(Just my 2p!)
John Miller is offline   Reply With Quote
Old July 24th, 2007, 01:30 PM   #7
Inner Circle
 
Join Date: Jun 2003
Location: Toronto, Canada
Posts: 4,750
IMO... you should absolutely monitor on a CRT TV or broadcast monitor for SD work. The image you see on a computer monitor is generally inaccurate/misleading... you can miss things like interlace flicker, field order problems, overscan/cropping, etc.

2- Some LCDs can exceed the contrast ratio of CRTs. If the ambient lighting is bright, a LCD can be much better since it has less glare on the screen.

In broadcast monitors, CRTs generally have a better contrast ratio. But the high-end ones are starting to pull ahead of CRTs.

The Sony BVM-A line (CRT) is very popular for critical monitoring. However, they don't show full resolution perfectly.
Glenn Chan is offline   Reply With Quote
Old October 14th, 2007, 07:34 PM   #8
Regular Crew
 
Join Date: Aug 2006
Location: London United Kingdom
Posts: 77
Quote:
Originally Posted by John F Miller View Post
The Microsoft DV decoder has always generated interlaced frames. The video renderer determines whether it is displayed as such or not. However, interlaced images are always displayed as a single, composite frame.
well, i can't be 100% sure, but it definitly looks like media player produces two interpolated fields from each frame and displays them seperatly at 60fps. how else would it be possible to spot field order problems?

Quote:
Originally Posted by John F Miller View Post
The Microsoft DV decoder has always
Re who has CRTs? I do. And plenty of them! They work perfectly and for video are vastly superior to LCD displays as far as the dynamic range for color is concerned. e.g., you can display true black on a CRT. CRTs are still the de facto choice for critical monitoring. For computers, CRTs have the advantage of being able to accommodate different resolutions and frame rates without compromising the image. The only LCD displays I have are those for laptops.
(Just my 2p!)
yes, i take your point. i am sure CRT's are very good. but it is a fact that they are slowly on their way out and most people i know now have LCD or plasma televisions.
Mauritius Seeger is offline   Reply With Quote
Old October 14th, 2007, 09:45 PM   #9
Major Player
 
Join Date: Feb 2007
Location: Orlando, FL
Posts: 404
Quote:
Originally Posted by Mauritius Seeger View Post
yes, i take your point. i am sure CRT's are very good. but it is a fact that they are slowly on their way out and most people i know now have LCD or plasma televisions.
Until there are no CRT's in existence, you'll always have them.

I have one 20" CRT tv. That's all we have in our apartment. I'm sure there are plenty of other people who have had a tv for a few years and don't want to get rid of it just because there are other things on the shelves since then.
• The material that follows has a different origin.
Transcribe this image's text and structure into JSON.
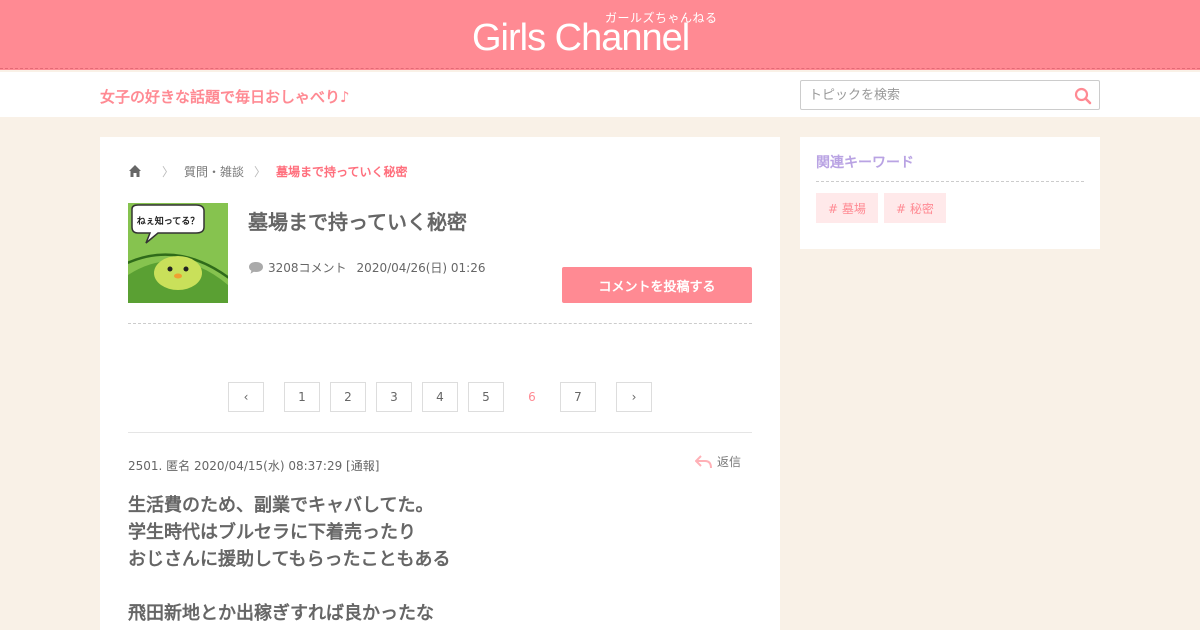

I'll replace it when A) It dies or B) I can afford the luxury of buying a new tv just for the hell of it. :)
Eric Shepherd is offline   Reply
Reply

DV Info Net refers all where-to-buy and where-to-rent questions exclusively to these trusted full line dealers and rental houses...

Professional Video
(800) 833-4801
Portland, OR

B&H Photo Video
(866) 521-7381
New York, NY

Z.G.C.
(973) 335-4460
Mountain Lakes, NJ

Abel Cine Tech
(888) 700-4416
N.Y. NY & L.A. CA

Precision Camera
(800) 677-1023
Austin, TX

DV Info Net also encourages you to support local businesses and buy from an authorized dealer in your neighborhood.
  You are here: DV Info Net > The Tools of DV and HD Production > Open DV Discussion

Thread Tools Search this Thread
Search this Thread:

Advanced Search

 



Google
 

All times are GMT -6. The time now is 04:54 AM.


DV Info Net -- Real Names, Real People, Real Info!
1998-2017 The Digital Video Information Network